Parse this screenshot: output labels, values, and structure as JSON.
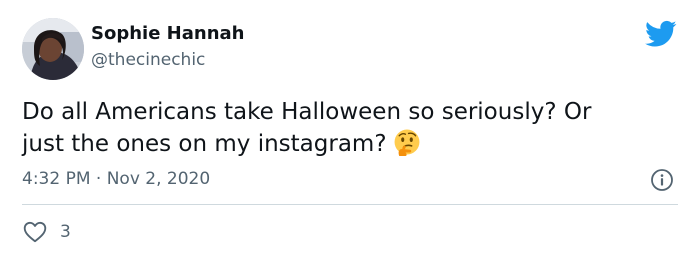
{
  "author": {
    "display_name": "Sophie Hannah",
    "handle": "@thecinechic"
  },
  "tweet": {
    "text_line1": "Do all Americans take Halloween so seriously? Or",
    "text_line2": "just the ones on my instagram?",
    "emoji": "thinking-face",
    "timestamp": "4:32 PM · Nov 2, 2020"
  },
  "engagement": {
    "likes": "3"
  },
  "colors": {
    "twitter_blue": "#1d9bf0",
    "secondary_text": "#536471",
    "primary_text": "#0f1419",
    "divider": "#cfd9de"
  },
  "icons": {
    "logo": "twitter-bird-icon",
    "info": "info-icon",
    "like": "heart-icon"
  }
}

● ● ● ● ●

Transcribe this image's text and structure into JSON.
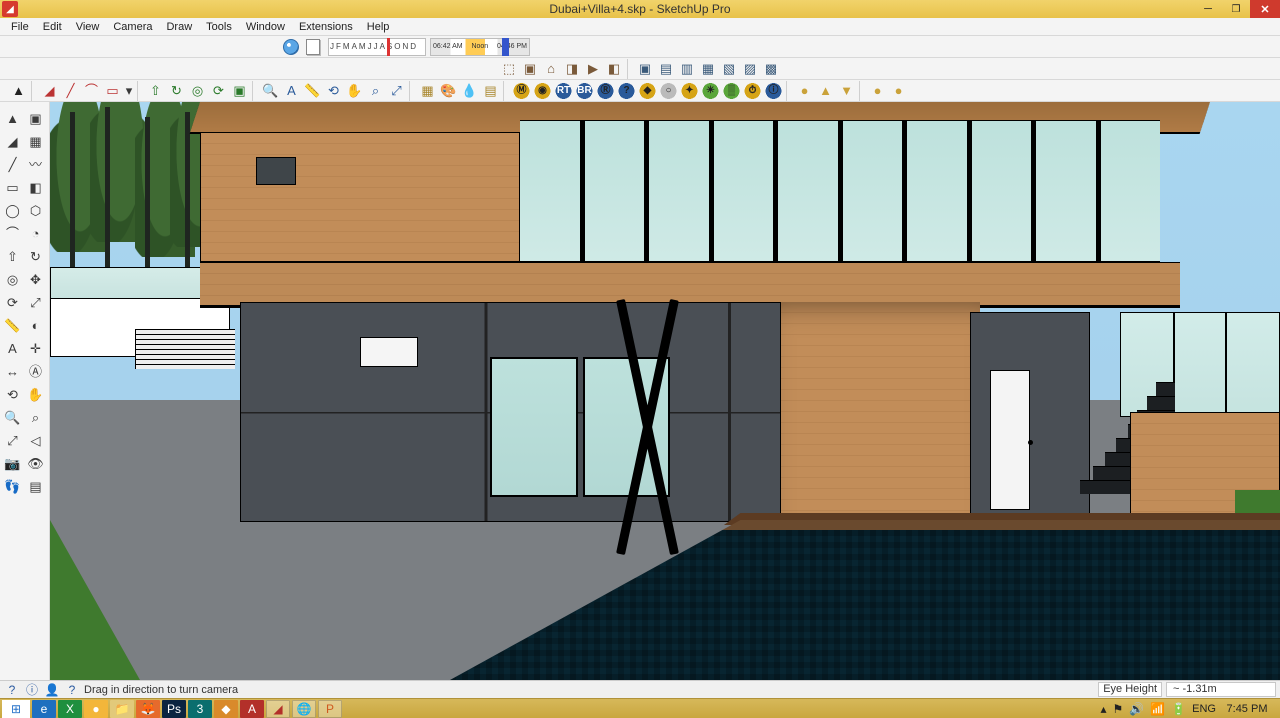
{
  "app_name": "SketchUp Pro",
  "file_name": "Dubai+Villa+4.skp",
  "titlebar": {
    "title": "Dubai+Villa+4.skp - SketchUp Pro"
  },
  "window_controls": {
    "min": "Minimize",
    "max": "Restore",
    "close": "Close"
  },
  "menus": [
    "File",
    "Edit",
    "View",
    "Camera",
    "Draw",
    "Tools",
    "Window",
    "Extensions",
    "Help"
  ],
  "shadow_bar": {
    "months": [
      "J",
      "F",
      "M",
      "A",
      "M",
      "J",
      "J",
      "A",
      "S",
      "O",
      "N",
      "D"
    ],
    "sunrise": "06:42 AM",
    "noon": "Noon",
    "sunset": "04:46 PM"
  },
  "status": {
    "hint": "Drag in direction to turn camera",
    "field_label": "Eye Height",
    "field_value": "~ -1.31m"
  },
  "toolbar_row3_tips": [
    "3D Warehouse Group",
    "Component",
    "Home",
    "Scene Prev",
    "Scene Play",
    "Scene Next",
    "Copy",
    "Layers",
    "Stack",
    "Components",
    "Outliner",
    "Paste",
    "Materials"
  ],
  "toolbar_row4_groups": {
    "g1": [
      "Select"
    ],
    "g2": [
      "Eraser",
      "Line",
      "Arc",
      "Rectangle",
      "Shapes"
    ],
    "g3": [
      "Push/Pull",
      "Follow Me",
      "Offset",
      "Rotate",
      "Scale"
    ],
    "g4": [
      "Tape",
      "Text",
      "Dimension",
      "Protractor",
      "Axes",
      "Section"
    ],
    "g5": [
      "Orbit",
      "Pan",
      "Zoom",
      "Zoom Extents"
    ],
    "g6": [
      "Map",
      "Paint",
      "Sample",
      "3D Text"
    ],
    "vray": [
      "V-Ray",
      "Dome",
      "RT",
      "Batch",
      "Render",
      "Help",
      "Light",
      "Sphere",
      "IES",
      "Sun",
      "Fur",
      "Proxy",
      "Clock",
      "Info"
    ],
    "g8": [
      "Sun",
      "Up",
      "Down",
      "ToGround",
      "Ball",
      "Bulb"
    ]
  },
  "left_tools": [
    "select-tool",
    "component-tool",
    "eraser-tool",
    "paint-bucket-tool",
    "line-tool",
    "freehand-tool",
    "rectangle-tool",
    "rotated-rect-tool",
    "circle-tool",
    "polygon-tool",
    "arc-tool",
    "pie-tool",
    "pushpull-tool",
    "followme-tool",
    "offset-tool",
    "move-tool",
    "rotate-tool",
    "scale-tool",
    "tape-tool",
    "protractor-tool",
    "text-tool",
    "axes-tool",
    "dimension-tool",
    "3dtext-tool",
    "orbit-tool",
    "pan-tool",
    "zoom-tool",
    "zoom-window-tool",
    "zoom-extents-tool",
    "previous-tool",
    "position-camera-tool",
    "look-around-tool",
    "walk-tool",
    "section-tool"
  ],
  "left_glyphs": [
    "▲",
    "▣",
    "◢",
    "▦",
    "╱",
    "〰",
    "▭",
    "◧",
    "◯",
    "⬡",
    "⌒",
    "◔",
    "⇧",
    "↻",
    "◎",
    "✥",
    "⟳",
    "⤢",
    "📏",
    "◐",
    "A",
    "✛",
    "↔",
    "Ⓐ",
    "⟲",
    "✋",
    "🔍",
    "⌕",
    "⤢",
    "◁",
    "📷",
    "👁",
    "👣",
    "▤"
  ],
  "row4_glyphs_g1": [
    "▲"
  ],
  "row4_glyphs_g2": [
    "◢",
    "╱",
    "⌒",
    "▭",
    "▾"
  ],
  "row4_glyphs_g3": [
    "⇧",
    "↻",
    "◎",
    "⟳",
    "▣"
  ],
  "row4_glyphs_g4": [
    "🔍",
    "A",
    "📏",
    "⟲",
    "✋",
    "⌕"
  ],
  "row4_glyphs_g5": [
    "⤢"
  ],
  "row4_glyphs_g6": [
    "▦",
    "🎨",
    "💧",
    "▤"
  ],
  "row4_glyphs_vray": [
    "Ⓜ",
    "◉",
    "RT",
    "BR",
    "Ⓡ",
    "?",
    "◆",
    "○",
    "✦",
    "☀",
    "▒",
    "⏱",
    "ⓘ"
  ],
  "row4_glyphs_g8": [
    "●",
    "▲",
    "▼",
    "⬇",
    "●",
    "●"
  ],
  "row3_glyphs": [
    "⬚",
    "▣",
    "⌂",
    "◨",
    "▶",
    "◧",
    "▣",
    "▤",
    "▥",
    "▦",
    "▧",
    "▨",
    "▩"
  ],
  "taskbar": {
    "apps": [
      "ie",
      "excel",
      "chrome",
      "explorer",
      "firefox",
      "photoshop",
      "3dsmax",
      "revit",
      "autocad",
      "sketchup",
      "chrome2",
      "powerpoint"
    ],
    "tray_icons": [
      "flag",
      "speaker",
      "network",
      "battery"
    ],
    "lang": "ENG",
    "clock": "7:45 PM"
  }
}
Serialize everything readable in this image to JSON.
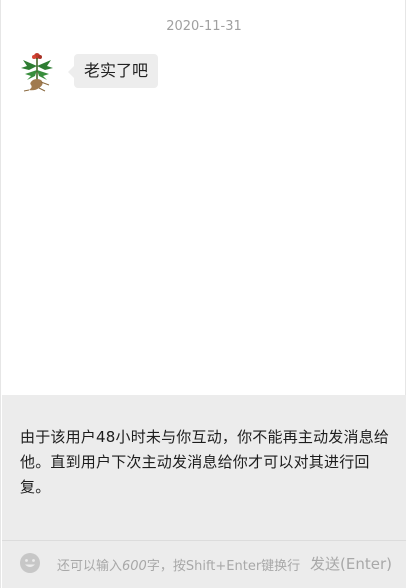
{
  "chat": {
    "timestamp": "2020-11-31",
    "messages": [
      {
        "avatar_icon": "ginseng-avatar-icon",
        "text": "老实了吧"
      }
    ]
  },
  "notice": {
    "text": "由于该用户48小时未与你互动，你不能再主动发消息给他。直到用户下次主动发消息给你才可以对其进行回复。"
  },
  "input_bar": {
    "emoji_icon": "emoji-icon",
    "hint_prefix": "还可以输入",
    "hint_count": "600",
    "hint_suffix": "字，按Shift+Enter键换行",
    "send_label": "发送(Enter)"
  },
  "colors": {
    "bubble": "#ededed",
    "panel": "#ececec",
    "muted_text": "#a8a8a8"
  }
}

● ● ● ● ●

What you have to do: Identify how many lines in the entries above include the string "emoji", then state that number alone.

Response to the exercise: 2